We were just going to get a quick bite at a place that David likes quite a bit. They have giant flat panel screens, burgers, beef sliders and numerous kinds of beer. Needless to say, I am not much interested in good beer or enormous TV’s so I had never been there. Given the way we live (back and forth to NY and Boston, never knowing where we’ll wind up), there was nothing in the house for dinner and I agreed that we should go to “Thirsty Bernies” because it is very close and the weather was miserably cold. I turned on the energy saving outdoor lights as we were leaving, and if you have ever used these ‘attempts to do your part for the environment’, you know that it takes a while before they actually give off any light. We have lived in this house for 22 years and it never occurred to me that I wouldn’t be able to negotiate the trip from the front door to the car. Alas, this is why 75% of all accidents happen at home. Quite simply, I missed the last step to the car. I did, what might be described as a colorful twirl, and then down I went, first hitting my knee and then my face.
It was still too black to see anything when I hit. My fall was not without noise. I suppose there were lots of “oohs” and “oh my Gods.!” culminating in an announcement that I was bleeding from my head. David stood on the sidewalk still trying to locate my whereabouts. By the time he did, I was up, hand covering the wound, and rushing back into the house where there was some light and a first aid kit. We never made it to “Bernies”. I’m OK and very lucky. The bruise looks like David whacked me with a pretty good punch to the eye. It could have been worse. I might have lost an eye or David might actually have walloped me. This could have happened but it didn’t. It did, however make me think about any number of falls that people have taken over the last year or so.
It is much less painful for me to talk about the falls suffered by other people, so let’s take a minute to do that. It seems so trivial, almost small time at this point but remember when Martha Stewart went to jail for 5 months because she allegedly lied about the sale of her Imclone stock just before the stock price plunged. She made $228,000 and was fined $30,000. She maintained her innocence and said “I didn't cheat the little people. ... We're all little people. I didn't cheat anybody out of anything.” This simple act of selling her stock, and all the controversy surrounding it, caused her to fall from grace. Or did it. Her fall was both temporary and not so painful. She decided not to let the ‘powers who had been’ screw around with her. She didn’t want the ‘fall’ to drag on . She didn’t want to lose her business or any serious money. And her recovery, which took almost no time, was total. No little people lost their life savings, and she didn’t lose serious money.

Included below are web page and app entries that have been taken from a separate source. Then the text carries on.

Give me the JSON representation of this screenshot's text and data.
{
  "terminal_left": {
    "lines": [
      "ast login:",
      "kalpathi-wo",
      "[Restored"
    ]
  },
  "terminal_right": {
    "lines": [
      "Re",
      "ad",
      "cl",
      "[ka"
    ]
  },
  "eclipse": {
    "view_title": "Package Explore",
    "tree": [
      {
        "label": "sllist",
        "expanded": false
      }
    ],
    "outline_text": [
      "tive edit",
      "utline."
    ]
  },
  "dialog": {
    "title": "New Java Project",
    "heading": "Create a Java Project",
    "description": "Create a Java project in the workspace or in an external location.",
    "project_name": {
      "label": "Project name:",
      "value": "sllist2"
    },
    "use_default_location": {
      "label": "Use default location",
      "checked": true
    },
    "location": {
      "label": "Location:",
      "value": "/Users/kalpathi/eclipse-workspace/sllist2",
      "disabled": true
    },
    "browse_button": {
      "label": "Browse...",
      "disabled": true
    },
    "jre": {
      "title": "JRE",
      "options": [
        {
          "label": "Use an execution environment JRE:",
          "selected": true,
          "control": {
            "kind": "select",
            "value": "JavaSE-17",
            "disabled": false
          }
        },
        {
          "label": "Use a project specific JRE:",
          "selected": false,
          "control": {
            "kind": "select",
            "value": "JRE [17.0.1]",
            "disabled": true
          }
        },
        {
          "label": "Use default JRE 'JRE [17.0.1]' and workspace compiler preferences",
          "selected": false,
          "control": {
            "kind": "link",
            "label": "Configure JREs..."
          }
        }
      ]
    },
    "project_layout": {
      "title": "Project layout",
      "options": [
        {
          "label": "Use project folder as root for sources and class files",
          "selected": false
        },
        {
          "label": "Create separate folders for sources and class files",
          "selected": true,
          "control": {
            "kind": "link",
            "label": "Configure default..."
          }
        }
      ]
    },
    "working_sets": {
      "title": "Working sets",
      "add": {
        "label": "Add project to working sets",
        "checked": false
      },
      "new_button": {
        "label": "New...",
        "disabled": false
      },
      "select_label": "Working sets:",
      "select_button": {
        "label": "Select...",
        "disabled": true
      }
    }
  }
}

While we’re on the subject of serious money, let’s turn for a minute to Chris Cox. He is supposed to oversee serious money. In his official biography it says “During his tenure at the SEC, Chairman Cox has made vigorous enforcement of the securities laws the agency's top priority, bringing ground breaking cases against a variety of market abuses including hedge fund insider trading, stock options backdating, fraud aimed at senior citizens, municipal securities fraud, and securities scams on the Internet.” That must come as a surprise to all the people who lost serious money because Mr. Cox was not doing his job. Jim Cramer says Cox should be fired for letting short-selling run the market into the ground. Mr. Cox still has his job. The government has given billions of dollars in loans to banks, who were supposed to make loans but didn’t, and to corporate executives, who ran their companies into the ground. The executives of these banks, corporations and Wall Street firms still got their end-of-year bonuses, but no one knows where the money went, or for that matter, where it is. Think about this in terms of the Martha Stewart fiasco. Is it not just the least bit ridiculous that she went to jail and the rest of these crooks are living life to it’s fullest – with taxpayer money.
And talk about falls, jail and serious money. Who is a better example than Bernie Madoff. This guy bilked individuals, corporations, non profits and just about anyone he met out of 50 billion dollars. The people who invested with him were honored when he agreed to take their money. Honored. A friend of mine recounted the story of her friend who, about three years ago, called excitedly to report that Bernie had agreed to make investments for her. She lost 3 or 4 million – she’s too destroyed to figure out exact numbers. Bernie, unlike Martha, did not go to jail. Fifty billion dollars in fraudulent investments and he’s still at home in his Park Ave. apartment. He has an electronic device on his ankle and roams freely about that cushy residence, in a city that despises him and is still whirling from his chutzpa. But the question remains, where’s the money? If he’s still living in that apartment then there must be some money. Why is he allowed to spend it? Maybe he has fallen from grace but there seems to be no humiliation, embarrassment or punishment for his evil deeds. He has suffered no consequences for his heinous behavior. Why not?
"Iris with her black eye, and Jordan, in sympathy..."
None of this makes any sense to me. Some people rewarded for criminal behavior and not doing their jobs. Some people going to jail because other people don’t like successful women. And others, just doing good deeds and trying to save the environment are punished with a black eye. Who really deserves a back eye? I repeat, it just doesn’t make any sense to me. We’re just sayin’.... Iris